Start of Working data
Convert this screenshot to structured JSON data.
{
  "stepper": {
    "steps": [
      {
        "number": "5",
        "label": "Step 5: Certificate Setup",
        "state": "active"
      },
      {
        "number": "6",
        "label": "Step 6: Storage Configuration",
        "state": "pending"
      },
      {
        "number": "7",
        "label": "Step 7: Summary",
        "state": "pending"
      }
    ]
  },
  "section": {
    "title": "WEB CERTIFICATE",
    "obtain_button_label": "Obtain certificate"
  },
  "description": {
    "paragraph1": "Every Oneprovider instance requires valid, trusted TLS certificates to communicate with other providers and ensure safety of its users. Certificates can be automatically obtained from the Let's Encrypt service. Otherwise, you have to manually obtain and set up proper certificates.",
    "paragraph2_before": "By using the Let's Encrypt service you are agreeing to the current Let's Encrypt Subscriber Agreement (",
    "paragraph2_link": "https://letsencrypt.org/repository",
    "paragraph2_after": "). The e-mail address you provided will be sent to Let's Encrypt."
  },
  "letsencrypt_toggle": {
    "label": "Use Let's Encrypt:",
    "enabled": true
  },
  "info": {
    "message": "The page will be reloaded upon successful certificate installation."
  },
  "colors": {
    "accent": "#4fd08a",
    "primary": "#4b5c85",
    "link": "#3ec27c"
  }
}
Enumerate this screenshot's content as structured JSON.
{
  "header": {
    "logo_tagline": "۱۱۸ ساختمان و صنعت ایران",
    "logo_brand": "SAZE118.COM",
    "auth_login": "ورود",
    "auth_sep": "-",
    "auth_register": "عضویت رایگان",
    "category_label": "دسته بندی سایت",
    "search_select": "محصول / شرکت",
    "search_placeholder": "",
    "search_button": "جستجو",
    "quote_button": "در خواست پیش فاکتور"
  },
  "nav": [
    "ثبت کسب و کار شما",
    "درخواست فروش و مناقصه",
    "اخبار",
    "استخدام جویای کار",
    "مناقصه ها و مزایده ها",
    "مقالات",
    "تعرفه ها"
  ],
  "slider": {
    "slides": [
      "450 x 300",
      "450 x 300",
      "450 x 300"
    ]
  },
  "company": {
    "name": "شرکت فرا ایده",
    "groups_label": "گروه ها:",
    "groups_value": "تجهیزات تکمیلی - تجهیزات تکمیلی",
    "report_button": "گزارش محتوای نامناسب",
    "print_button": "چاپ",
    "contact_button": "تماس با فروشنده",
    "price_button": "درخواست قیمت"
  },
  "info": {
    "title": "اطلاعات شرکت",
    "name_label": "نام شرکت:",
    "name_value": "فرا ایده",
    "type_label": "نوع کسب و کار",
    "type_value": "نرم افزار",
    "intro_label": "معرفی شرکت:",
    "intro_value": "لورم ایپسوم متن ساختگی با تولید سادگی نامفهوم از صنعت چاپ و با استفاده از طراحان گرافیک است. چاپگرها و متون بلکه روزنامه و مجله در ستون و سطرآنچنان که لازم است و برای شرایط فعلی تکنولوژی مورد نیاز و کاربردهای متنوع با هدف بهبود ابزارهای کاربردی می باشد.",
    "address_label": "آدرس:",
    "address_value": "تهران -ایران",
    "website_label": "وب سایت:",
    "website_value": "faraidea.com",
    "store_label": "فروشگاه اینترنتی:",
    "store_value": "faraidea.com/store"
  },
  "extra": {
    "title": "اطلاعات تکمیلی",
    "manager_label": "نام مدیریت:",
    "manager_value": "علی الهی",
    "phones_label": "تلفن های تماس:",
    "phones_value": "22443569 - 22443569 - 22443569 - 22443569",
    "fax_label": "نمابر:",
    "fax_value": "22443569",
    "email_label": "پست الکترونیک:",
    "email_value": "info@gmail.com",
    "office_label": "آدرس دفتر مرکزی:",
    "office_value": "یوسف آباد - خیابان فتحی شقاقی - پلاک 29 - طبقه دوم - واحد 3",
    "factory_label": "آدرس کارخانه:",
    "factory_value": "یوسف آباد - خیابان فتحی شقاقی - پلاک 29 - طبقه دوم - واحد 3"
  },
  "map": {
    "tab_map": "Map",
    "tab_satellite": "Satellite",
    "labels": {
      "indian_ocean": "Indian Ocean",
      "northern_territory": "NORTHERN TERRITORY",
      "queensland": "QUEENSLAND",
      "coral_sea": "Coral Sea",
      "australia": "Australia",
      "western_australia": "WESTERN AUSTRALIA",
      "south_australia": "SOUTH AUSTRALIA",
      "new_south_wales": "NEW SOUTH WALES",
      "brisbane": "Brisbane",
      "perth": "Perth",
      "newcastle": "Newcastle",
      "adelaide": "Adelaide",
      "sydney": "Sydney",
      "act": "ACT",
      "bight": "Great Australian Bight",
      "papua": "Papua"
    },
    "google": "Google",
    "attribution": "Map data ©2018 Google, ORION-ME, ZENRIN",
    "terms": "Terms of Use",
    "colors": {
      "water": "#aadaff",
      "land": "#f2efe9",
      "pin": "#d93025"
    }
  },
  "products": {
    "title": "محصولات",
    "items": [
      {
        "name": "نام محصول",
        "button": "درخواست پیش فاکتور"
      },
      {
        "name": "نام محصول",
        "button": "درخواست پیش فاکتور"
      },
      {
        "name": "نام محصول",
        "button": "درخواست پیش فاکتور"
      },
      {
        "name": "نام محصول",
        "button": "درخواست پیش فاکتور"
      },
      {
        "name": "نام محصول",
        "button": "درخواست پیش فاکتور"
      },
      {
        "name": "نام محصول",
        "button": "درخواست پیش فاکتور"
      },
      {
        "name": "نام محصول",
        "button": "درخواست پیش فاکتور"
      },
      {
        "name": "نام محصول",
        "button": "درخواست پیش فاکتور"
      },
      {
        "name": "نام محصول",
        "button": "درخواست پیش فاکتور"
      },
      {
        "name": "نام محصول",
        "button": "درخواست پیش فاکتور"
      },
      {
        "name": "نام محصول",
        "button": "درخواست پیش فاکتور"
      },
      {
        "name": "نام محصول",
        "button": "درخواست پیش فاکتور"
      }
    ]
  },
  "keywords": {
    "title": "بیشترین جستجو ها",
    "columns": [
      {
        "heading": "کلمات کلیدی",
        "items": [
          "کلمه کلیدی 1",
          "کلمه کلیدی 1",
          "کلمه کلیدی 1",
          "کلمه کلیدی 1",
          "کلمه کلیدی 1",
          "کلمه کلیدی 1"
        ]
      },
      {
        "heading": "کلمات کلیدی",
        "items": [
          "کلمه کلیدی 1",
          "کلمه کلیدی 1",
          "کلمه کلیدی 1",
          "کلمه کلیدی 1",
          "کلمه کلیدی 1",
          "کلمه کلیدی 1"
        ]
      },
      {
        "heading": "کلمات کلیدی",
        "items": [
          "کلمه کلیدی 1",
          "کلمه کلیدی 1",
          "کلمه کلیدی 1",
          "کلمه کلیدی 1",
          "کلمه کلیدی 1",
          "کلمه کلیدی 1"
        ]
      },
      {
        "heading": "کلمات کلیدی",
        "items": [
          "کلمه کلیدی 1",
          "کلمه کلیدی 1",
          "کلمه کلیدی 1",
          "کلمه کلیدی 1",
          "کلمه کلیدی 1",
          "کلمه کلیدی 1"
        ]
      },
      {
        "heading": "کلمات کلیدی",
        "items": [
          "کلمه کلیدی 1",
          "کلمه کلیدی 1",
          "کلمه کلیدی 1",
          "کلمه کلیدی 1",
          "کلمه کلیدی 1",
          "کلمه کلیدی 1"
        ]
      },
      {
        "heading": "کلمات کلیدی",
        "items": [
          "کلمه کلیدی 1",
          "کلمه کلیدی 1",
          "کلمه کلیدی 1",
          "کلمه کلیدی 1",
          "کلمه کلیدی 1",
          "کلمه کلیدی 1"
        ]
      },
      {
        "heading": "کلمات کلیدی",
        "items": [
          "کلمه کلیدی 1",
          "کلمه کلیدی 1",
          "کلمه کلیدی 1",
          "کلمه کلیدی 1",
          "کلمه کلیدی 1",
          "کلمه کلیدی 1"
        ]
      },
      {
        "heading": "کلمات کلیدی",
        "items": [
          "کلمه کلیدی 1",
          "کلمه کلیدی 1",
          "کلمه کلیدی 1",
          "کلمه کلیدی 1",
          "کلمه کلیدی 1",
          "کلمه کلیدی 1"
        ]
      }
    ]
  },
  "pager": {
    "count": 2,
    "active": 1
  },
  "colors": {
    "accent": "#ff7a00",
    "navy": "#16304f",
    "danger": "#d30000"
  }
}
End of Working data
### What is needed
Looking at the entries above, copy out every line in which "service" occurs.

### Answer space
    "paragraph1": "Every Oneprovider instance requires valid, trusted TLS certificates to communicate with other providers and ensure safety of its users. Certificates can be automatically obtained from the Let's Encrypt service. Otherwise, you have to manually obtain and set up proper certificates.",
    "paragraph2_before": "By using the Let's Encrypt service you are agreeing to the current Let's Encrypt Subscriber Agreement (",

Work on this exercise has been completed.